What pressured W.E.B Dubois at Harvard into becoming the first African American to earn a Ph.D.? What burdened Paul Robeson while being an all-American athlete, multitalented artist and scholar at Rutgers who went on to earn a law degree at Columbia University? What loneliness drove Jane Bolin to not only become the first African American woman to graduate from Yale Law, but the first black woman judge in the United States?
“We have come over a way that with tears has been watered
We have come, treading our path through the blood of the slaughtered…”
Here’s some advice that helped me when I was “the only one” while earning a master’s degree at the University of Arizona and even now as I pursue a doctorate at Old Dominion University in Virginia. Look to the past for inspiration. Read essays by African-American Jeremiads such as Maria Stewart and David Walker. Read poems like “I too Sing America” by Langston Hughes and “We Wear the Mask,” by Paul Lawrence Dunbar. Sit down and really digest “Lift Every Voice and Sing” (a.k.a The Black National Anthem) by James Weldon Johnson, who, by the way, was also a lawyer:
“…Out from the gloomy past, till now we stand at last
Where the white gleam of our bright star is cast.
God of our weary years, God of our silent tears,
Thou Who hast brought us thus far on the way;
Thou Who hast by Thy might, led us into the light,
Keep us forever in the path, we pray.
Lest our feet stray from the places, our God, where we met Thee.

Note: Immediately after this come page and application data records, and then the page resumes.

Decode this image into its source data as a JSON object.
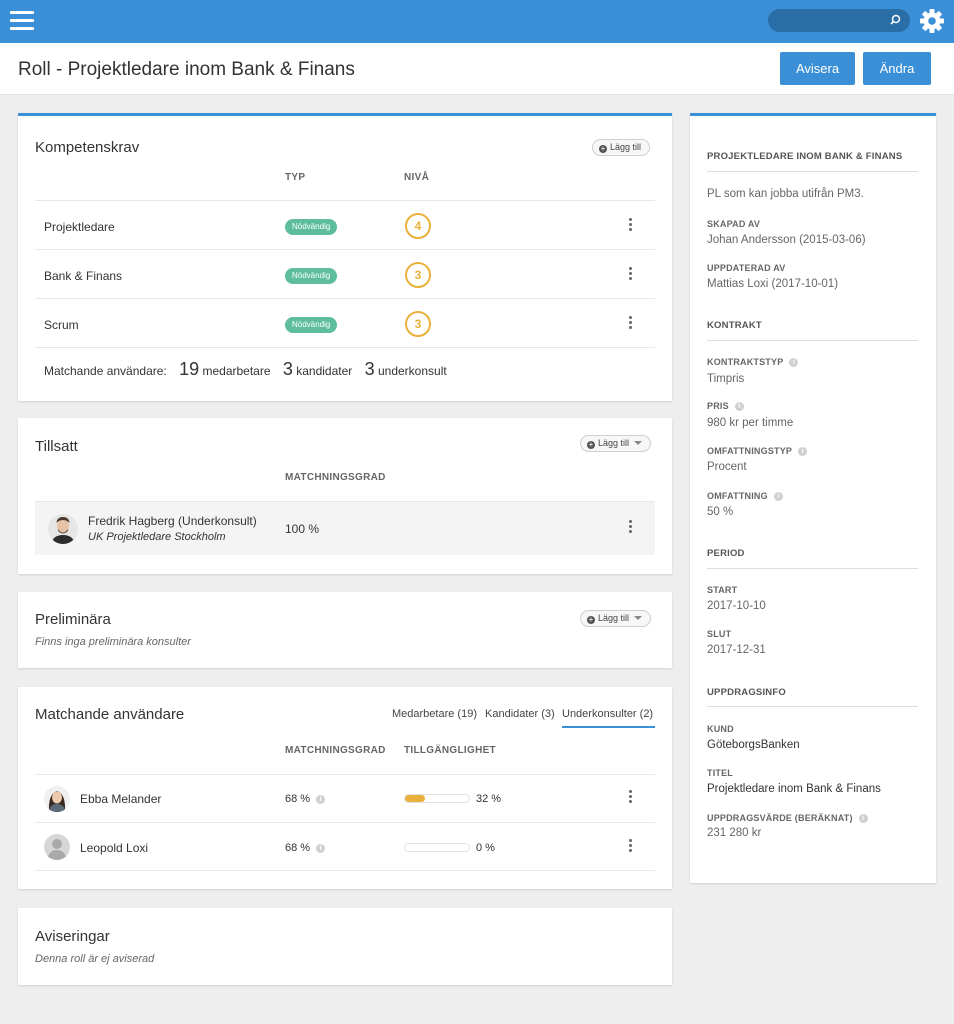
{
  "topbar": {
    "search_placeholder": "",
    "accent_color": "#3a8fd6",
    "icons": [
      "hamburger-icon",
      "search-icon",
      "gear-icon"
    ]
  },
  "header": {
    "title": "Roll - Projektledare inom Bank & Finans",
    "avisera_label": "Avisera",
    "andra_label": "Ändra"
  },
  "kompetens": {
    "title": "Kompetenskrav",
    "add_label": "Lägg till",
    "col_typ": "TYP",
    "col_niva": "NIVÅ",
    "rows": [
      {
        "name": "Projektledare",
        "typ": "Nödvändig",
        "niva": "4"
      },
      {
        "name": "Bank & Finans",
        "typ": "Nödvändig",
        "niva": "3"
      },
      {
        "name": "Scrum",
        "typ": "Nödvändig",
        "niva": "3"
      }
    ],
    "match_label": "Matchande användare:",
    "match": [
      {
        "count": "19",
        "label": "medarbetare"
      },
      {
        "count": "3",
        "label": "kandidater"
      },
      {
        "count": "3",
        "label": "underkonsult"
      }
    ]
  },
  "tillsatt": {
    "title": "Tillsatt",
    "add_label": "Lägg till",
    "col_match": "MATCHNINGSGRAD",
    "person_name": "Fredrik Hagberg (Underkonsult)",
    "person_sub": "UK Projektledare Stockholm",
    "match": "100 %"
  },
  "preliminara": {
    "title": "Preliminära",
    "add_label": "Lägg till",
    "note": "Finns inga preliminära konsulter"
  },
  "matchande": {
    "title": "Matchande användare",
    "tabs": [
      "Medarbetare (19)",
      "Kandidater (3)",
      "Underkonsulter (2)"
    ],
    "active_tab": "Underkonsulter (2)",
    "col_match": "MATCHNINGSGRAD",
    "col_avail": "TILLGÄNGLIGHET",
    "rows": [
      {
        "name": "Ebba Melander",
        "match": "68 %",
        "availability": "32 %",
        "availability_fraction": 0.32
      },
      {
        "name": "Leopold Loxi",
        "match": "68 %",
        "availability": "0 %",
        "availability_fraction": 0
      }
    ]
  },
  "aviseringar": {
    "title": "Aviseringar",
    "note": "Denna roll är ej aviserad"
  },
  "sidebar": {
    "role_heading": "PROJEKTLEDARE INOM BANK & FINANS",
    "description": "PL som kan jobba utifrån PM3.",
    "skapad_label": "SKAPAD AV",
    "skapad_value": "Johan Andersson (2015-03-06)",
    "uppdaterad_label": "UPPDATERAD AV",
    "uppdaterad_value": "Mattias Loxi (2017-10-01)",
    "kontrakt_heading": "KONTRAKT",
    "kontraktstyp_label": "KONTRAKTSTYP",
    "kontraktstyp_value": "Timpris",
    "pris_label": "PRIS",
    "pris_value": "980 kr per timme",
    "omfattningstyp_label": "OMFATTNINGSTYP",
    "omfattningstyp_value": "Procent",
    "omfattning_label": "OMFATTNING",
    "omfattning_value": "50 %",
    "period_heading": "PERIOD",
    "start_label": "START",
    "start_value": "2017-10-10",
    "slut_label": "SLUT",
    "slut_value": "2017-12-31",
    "uppdrag_heading": "UPPDRAGSINFO",
    "kund_label": "KUND",
    "kund_value": "GöteborgsBanken",
    "titel_label": "TITEL",
    "titel_value": "Projektledare inom Bank & Finans",
    "varde_label": "UPPDRAGSVÄRDE (BERÄKNAT)",
    "varde_value": "231 280 kr"
  }
}
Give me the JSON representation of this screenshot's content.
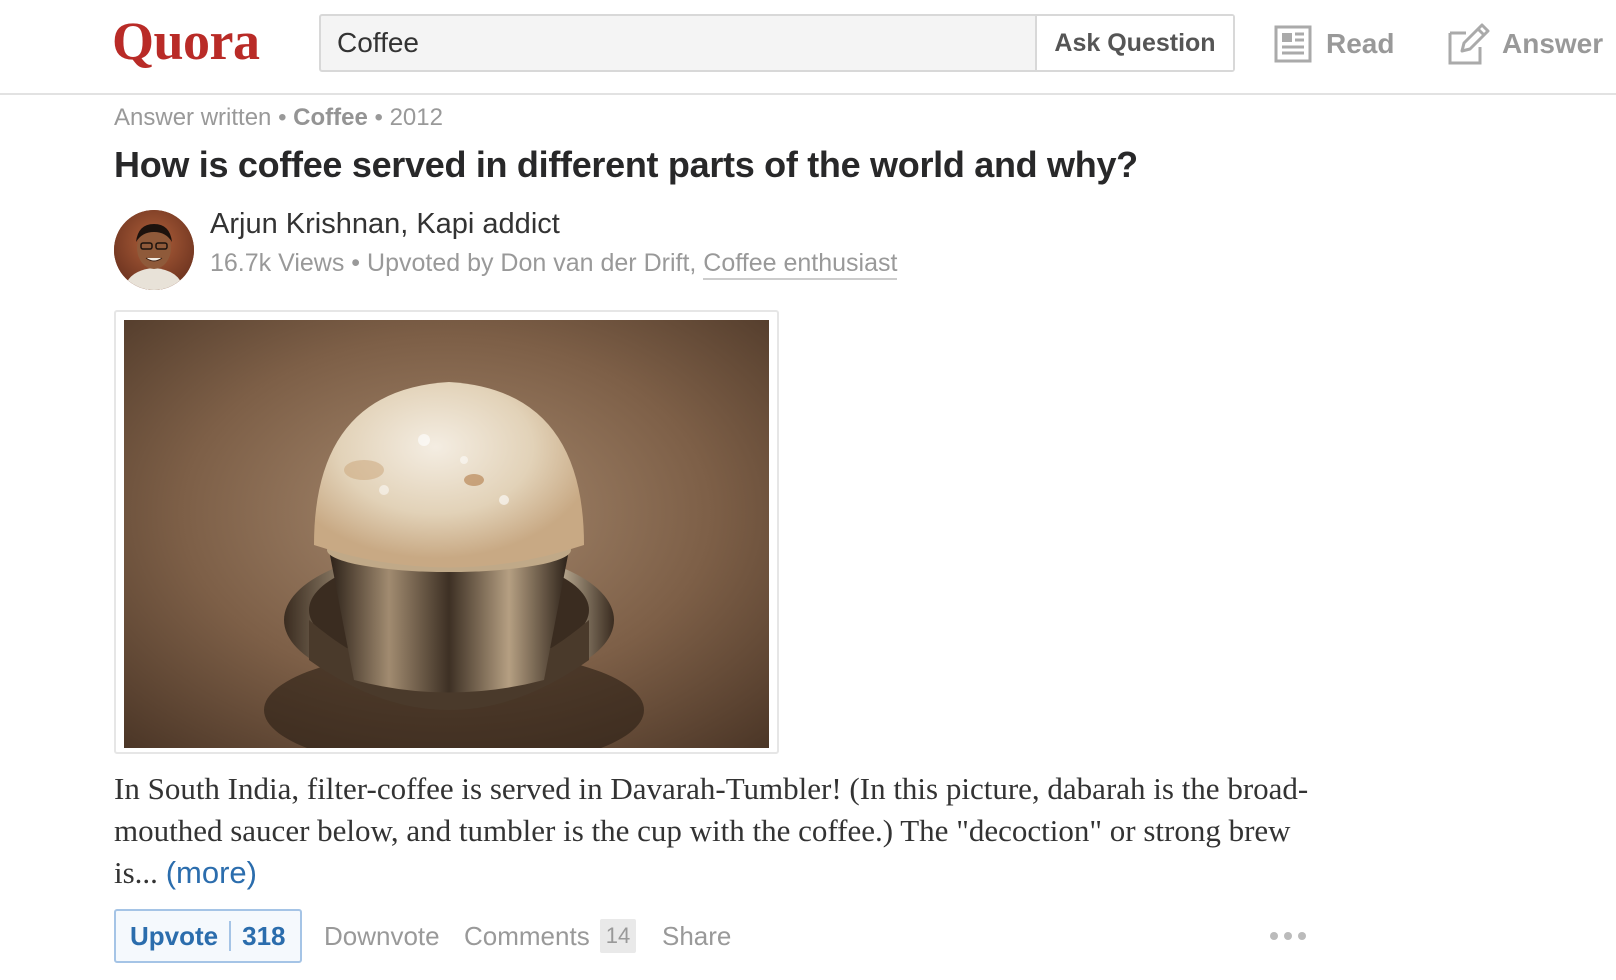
{
  "header": {
    "logo_text": "Quora",
    "search": {
      "value": "Coffee",
      "placeholder": ""
    },
    "ask_label": "Ask Question",
    "nav": {
      "read_label": "Read",
      "answer_label": "Answer"
    }
  },
  "post": {
    "meta": {
      "type": "Answer written",
      "topic": "Coffee",
      "year": "2012",
      "separator": "•"
    },
    "question": "How is coffee served in different parts of the world and why?",
    "author": "Arjun Krishnan, Kapi addict",
    "stats": {
      "views": "16.7k Views",
      "upvoted_by": "Upvoted by Don van der Drift,",
      "credential": "Coffee enthusiast"
    },
    "answer_text": "In South India, filter-coffee is served in Davarah-Tumbler! (In this picture, dabarah is the broad-mouthed saucer below, and tumbler is the cup with the coffee.) The \"decoction\" or strong brew is...",
    "more_label": "(more)"
  },
  "actions": {
    "upvote_label": "Upvote",
    "upvote_count": "318",
    "downvote_label": "Downvote",
    "comments_label": "Comments",
    "comments_count": "14",
    "share_label": "Share"
  },
  "icons": {
    "read": "newspaper-icon",
    "answer": "pencil-edit-icon",
    "overflow": "more-dots-icon"
  },
  "colors": {
    "brand": "#b92b27",
    "link": "#2b6dad",
    "muted": "#999999"
  }
}
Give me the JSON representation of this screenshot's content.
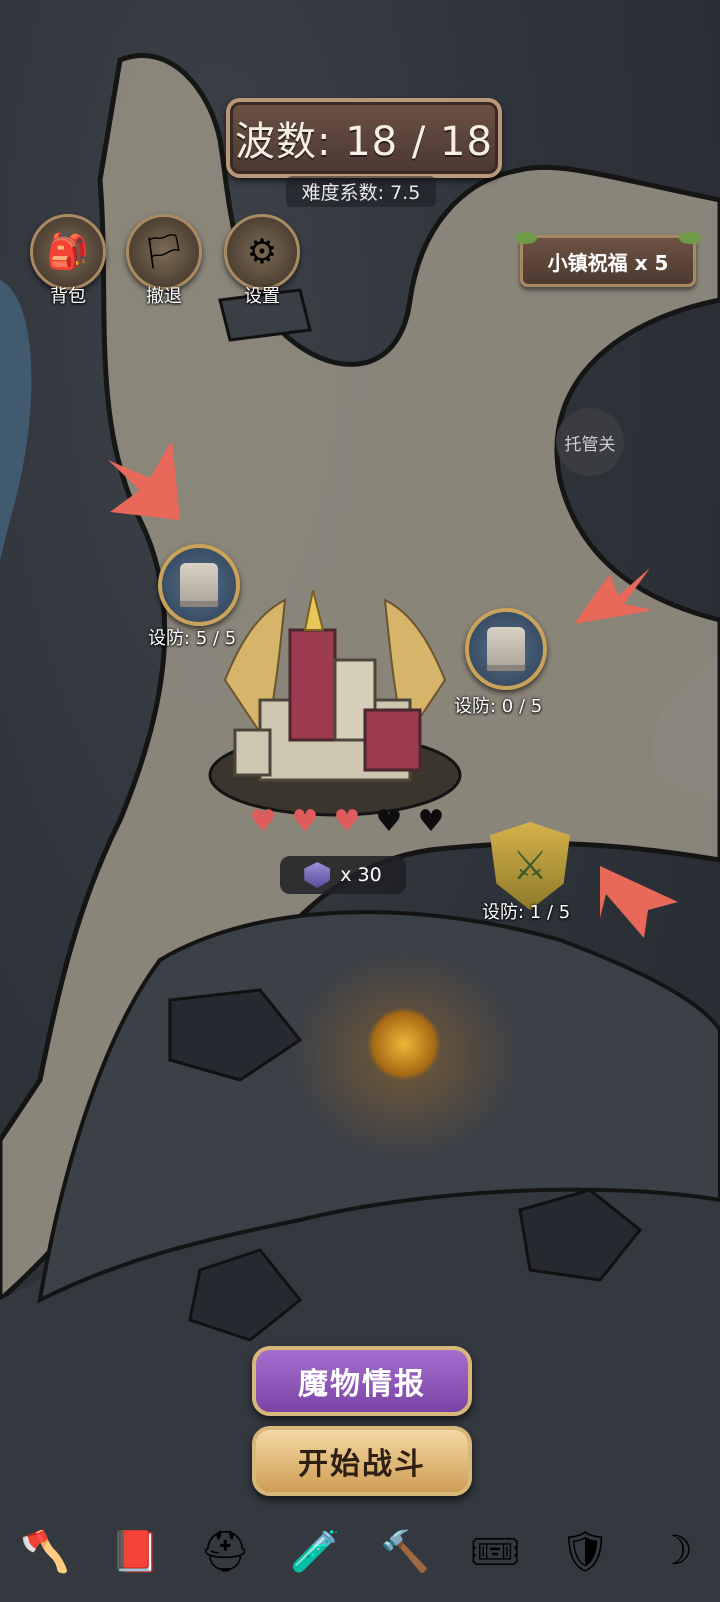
{
  "header": {
    "wave_label": "波数: 18 / 18",
    "difficulty_label": "难度系数: 7.5"
  },
  "top_buttons": [
    {
      "label": "背包",
      "icon": "backpack-icon"
    },
    {
      "label": "撤退",
      "icon": "retreat-flag-icon"
    },
    {
      "label": "设置",
      "icon": "gears-icon"
    }
  ],
  "blessing": {
    "label": "小镇祝福 x 5"
  },
  "auto_toggle": {
    "label": "托管关"
  },
  "defense_points": [
    {
      "label": "设防: 5 / 5",
      "icon": "tower-icon"
    },
    {
      "label": "设防: 0 / 5",
      "icon": "tower-icon"
    },
    {
      "label": "设防: 1 / 5",
      "icon": "crossed-swords-shield-icon"
    }
  ],
  "castle": {
    "hearts_full": 3,
    "hearts_total": 5,
    "crystal_count": "x 30"
  },
  "actions": {
    "monster_info": "魔物情报",
    "start_battle": "开始战斗"
  },
  "bottom_bar": [
    {
      "icon": "axe-icon"
    },
    {
      "icon": "red-book-icon"
    },
    {
      "icon": "winged-helmet-icon"
    },
    {
      "icon": "green-potion-icon"
    },
    {
      "icon": "hammer-icon"
    },
    {
      "icon": "golden-tickets-icon"
    },
    {
      "icon": "purple-shield-icon"
    },
    {
      "icon": "scythe-icon"
    }
  ],
  "colors": {
    "path": "#9a9587",
    "rock": "#2e3239",
    "water": "#4f6f8a",
    "arrow": "#ea6b54",
    "heart_full": "#e05c5c",
    "heart_empty": "#111111"
  }
}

Lest our hearts, drunk with the wine of the world, we forget Thee.
Shadowed beneath Thy hand, may we forever stand,
True to our God, true to our native land.”